This long journey is supposed to be punctuated by memories like these but these two last episodes have done a poor job of telling their own compelling stories while also relating to the overarching plot. They both have been about warming up to a different group of characters for an incredibly brief amount of time and then the two boys argue about Daniel’s powers. Their dynamic has been escalating and hinting at an eventual boiling point (which this finale might be) but it’s still hardly changed in the in-game weeks between each episode.
It’s also just trying to do too much in an abbreviated amount of time. The game is trying to explore Daniel and Sean’s relationship in between the light contained narratives in each episode while also touching on the overall goal to get to Mexico. These episodes aren’t paced well enough nor are they as long as they should be to give these topics the appropriate amount of time and care.
And this is why it all falls on the characters but the game’s cast isn’t strong enough to bear that burden. Its tame story would be more acceptable if the many soft moments in between beats had less cringeworthy dialogue and more actual humor. The four-month waiting period is also only hurting the game as a whole since it takes so much momentum to get going only to stop suddenly when it gets up to speed. Whereas the first episode was a promising start and the second episode seemed like anomaly, this third episode appears to disprove that by setting a disappointing tone for the rest of the season. And we’ll have to wait yet another few months to see if that’s accurate or not.

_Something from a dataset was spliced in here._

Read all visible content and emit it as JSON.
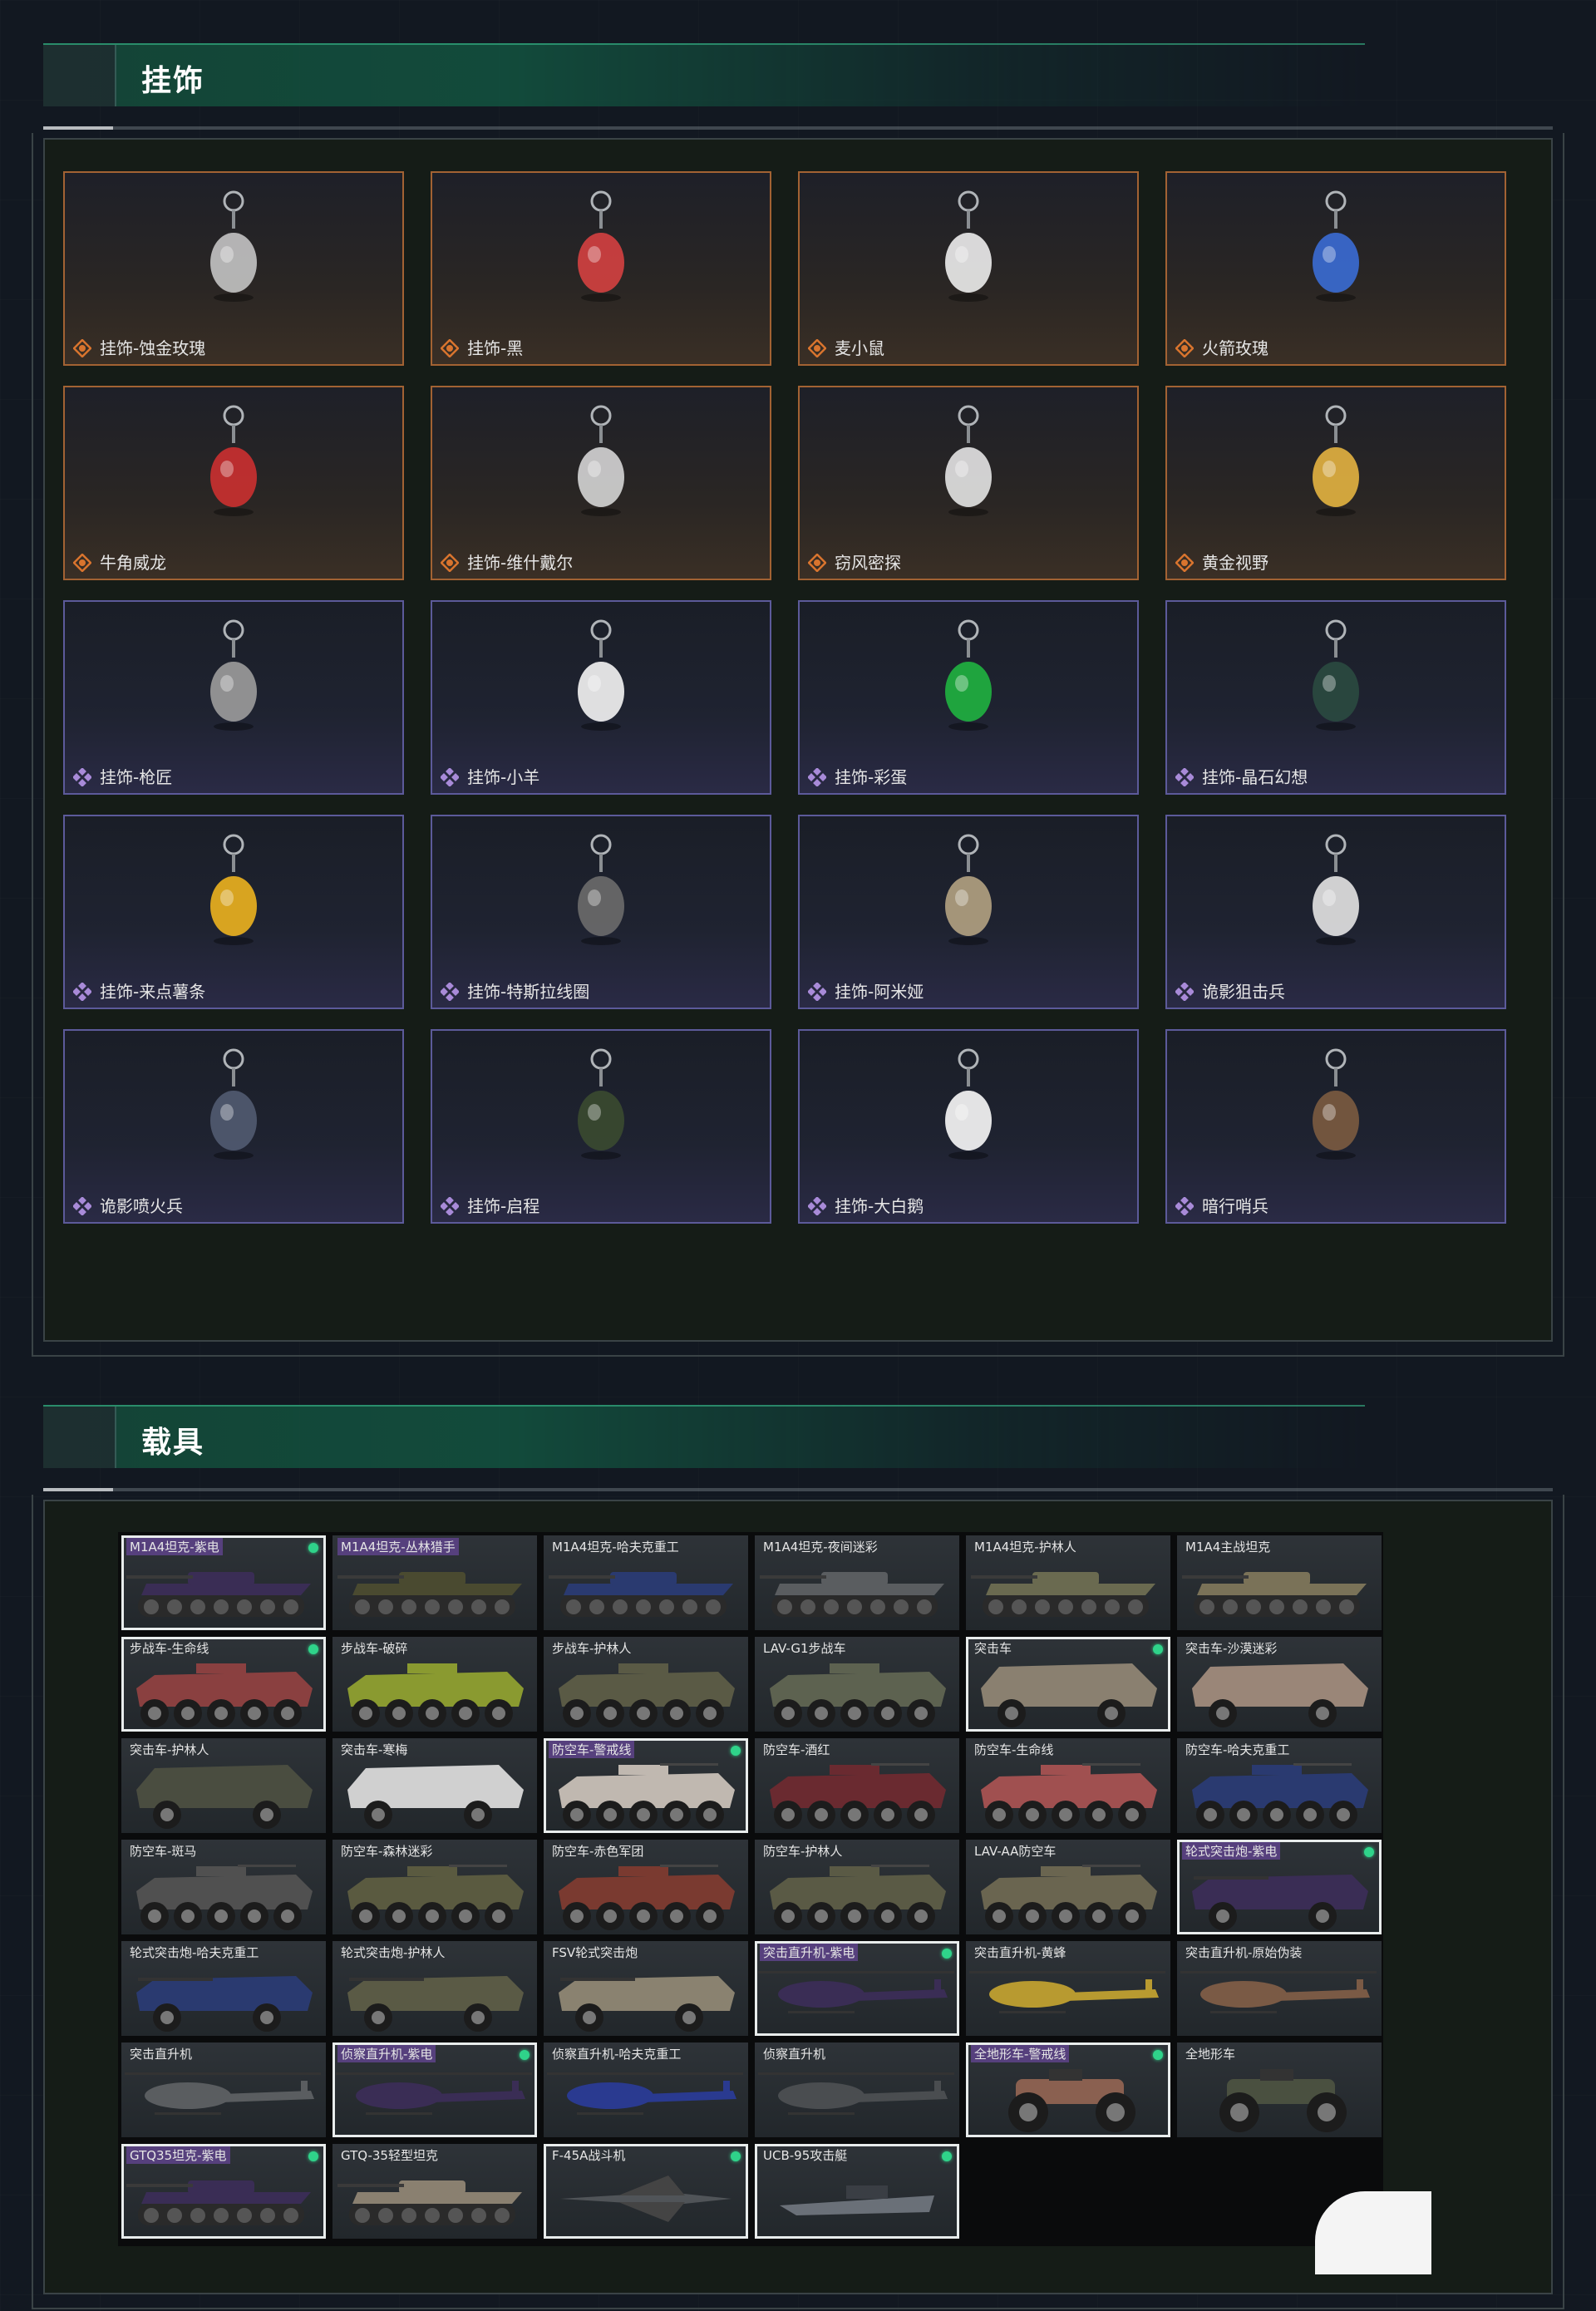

GameRevolution reviewed Life Is Strange 2 Episode 3 on PS4 with a copy provided by the publisher.